Environmental Justice Witnessing in the Modernist Poetry of Lola Ridge, Muriel Rukeyser, Gwendolyn Brooks, and Elizabeth Bishop analyzes the poetic forms used by four modernist American women poets to trace depictions of social oppression that are tied to specific landscapes. My focus is on what I term "environmental justice witnessing," which I define as accounts that testify to experiences of injustices that affect humans and the environments they inhabit. Integrating theories of witnessing, which to date have focused exclusively on humans, with environmental justice criticism, I fashion a lens that highlights the interconnectedness of social and environmental problems. In this way, I theorize the study of texts of witness and how they document the decay, disease, and exploitation of urban and rural landscapes in the twentieth century. In this dissertation, I focus on Lola Ridge's "The Ghetto" (1918), Muriel Rukeyser's "The Book of the Dead" (1938), Gwendolyn Brooks' "In the Mecca" (1968), and poems about Brazil from Elizabeth Bishop's Questions of Travel (1965) and New Poems (1979). I argue that these women poets depict environmental injustices as an inherent facet of social injustice and do so by poetically connecting human bodies to environmental bodies through sound, diction, figurative language, and imagery.

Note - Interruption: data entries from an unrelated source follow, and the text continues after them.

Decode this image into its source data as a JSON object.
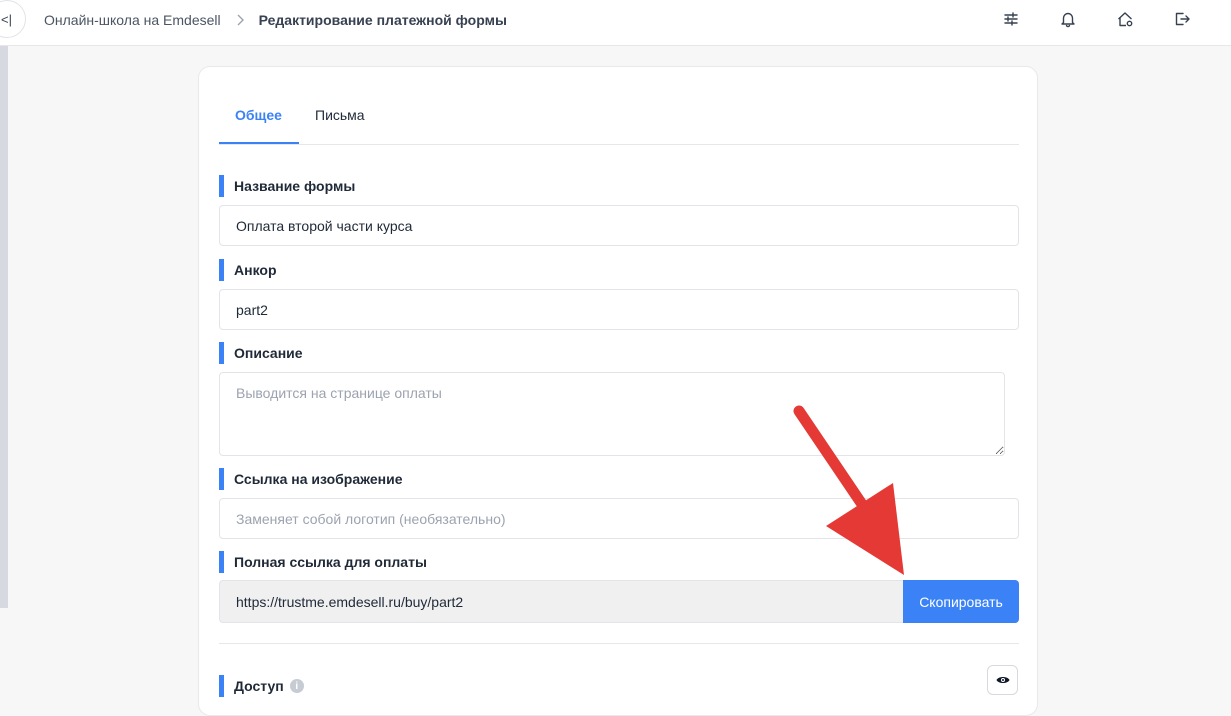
{
  "header": {
    "collapse_glyph": "<|",
    "breadcrumb": {
      "parent": "Онлайн-школа на Emdesell",
      "current": "Редактирование платежной формы"
    },
    "icons": [
      "sliders-icon",
      "bell-icon",
      "home-settings-icon",
      "logout-icon"
    ]
  },
  "tabs": [
    {
      "label": "Общее",
      "active": true
    },
    {
      "label": "Письма",
      "active": false
    }
  ],
  "form": {
    "name": {
      "label": "Название формы",
      "value": "Оплата второй части курса"
    },
    "anchor": {
      "label": "Анкор",
      "value": "part2"
    },
    "description": {
      "label": "Описание",
      "placeholder": "Выводится на странице оплаты"
    },
    "image_link": {
      "label": "Ссылка на изображение",
      "placeholder": "Заменяет собой логотип (необязательно)"
    },
    "payment_link": {
      "label": "Полная ссылка для оплаты",
      "value": "https://trustme.emdesell.ru/buy/part2",
      "copy_label": "Скопировать"
    },
    "access": {
      "label": "Доступ",
      "info_glyph": "i"
    }
  },
  "colors": {
    "accent": "#3b82f6",
    "annotation_arrow": "#e53935"
  }
}
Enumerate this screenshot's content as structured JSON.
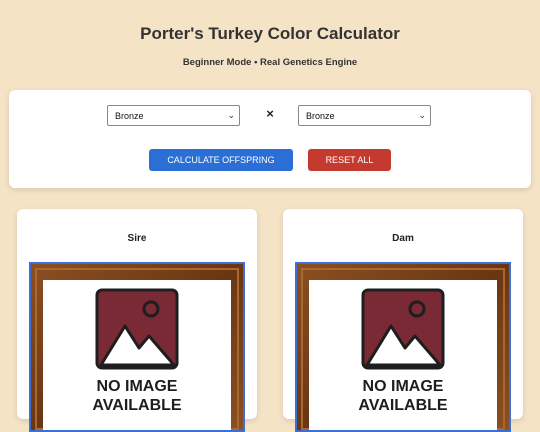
{
  "header": {
    "title": "Porter's Turkey Color Calculator",
    "subtitle": "Beginner Mode • Real Genetics Engine"
  },
  "controls": {
    "sire_select": "Bronze",
    "dam_select": "Bronze",
    "cross_symbol": "×",
    "calculate_label": "CALCULATE OFFSPRING",
    "reset_label": "RESET ALL"
  },
  "cards": {
    "sire": {
      "label": "Sire",
      "placeholder_line1": "NO IMAGE",
      "placeholder_line2": "AVAILABLE"
    },
    "dam": {
      "label": "Dam",
      "placeholder_line1": "NO IMAGE",
      "placeholder_line2": "AVAILABLE"
    }
  },
  "colors": {
    "background": "#f5e3c6",
    "calculate_button": "#2b6fd6",
    "reset_button": "#c53a2e",
    "frame_wood": "#7a4418",
    "placeholder_fill": "#7a2a35"
  },
  "icons": {
    "select_arrow": "chevron-down-icon",
    "placeholder": "image-placeholder-icon"
  }
}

In Environmental Justice Witnessing, I expand arguments made by environmental scholars about the exchange of environmental elements among humans, animals, and landscapes to include the way poets reflect this transfer poetically. The poetry of Ridge, Rukeyser, Brooks, and Bishop allows me to investigate the ways the categories of race, gender, and class, typically thought of as human qualities, are integrally tied to the geographic, national, and cultural bounds in which those categories are formulated. This argument has clear implications on the study of poetry and its environmental contexts as it invites discussions of the transnational conceptions of global citizenship, examinations of the relationships among communities, the environment, and overarching power structures, and arguments surrounding the ways that poetry as art can bring about long-term social and environmental awareness.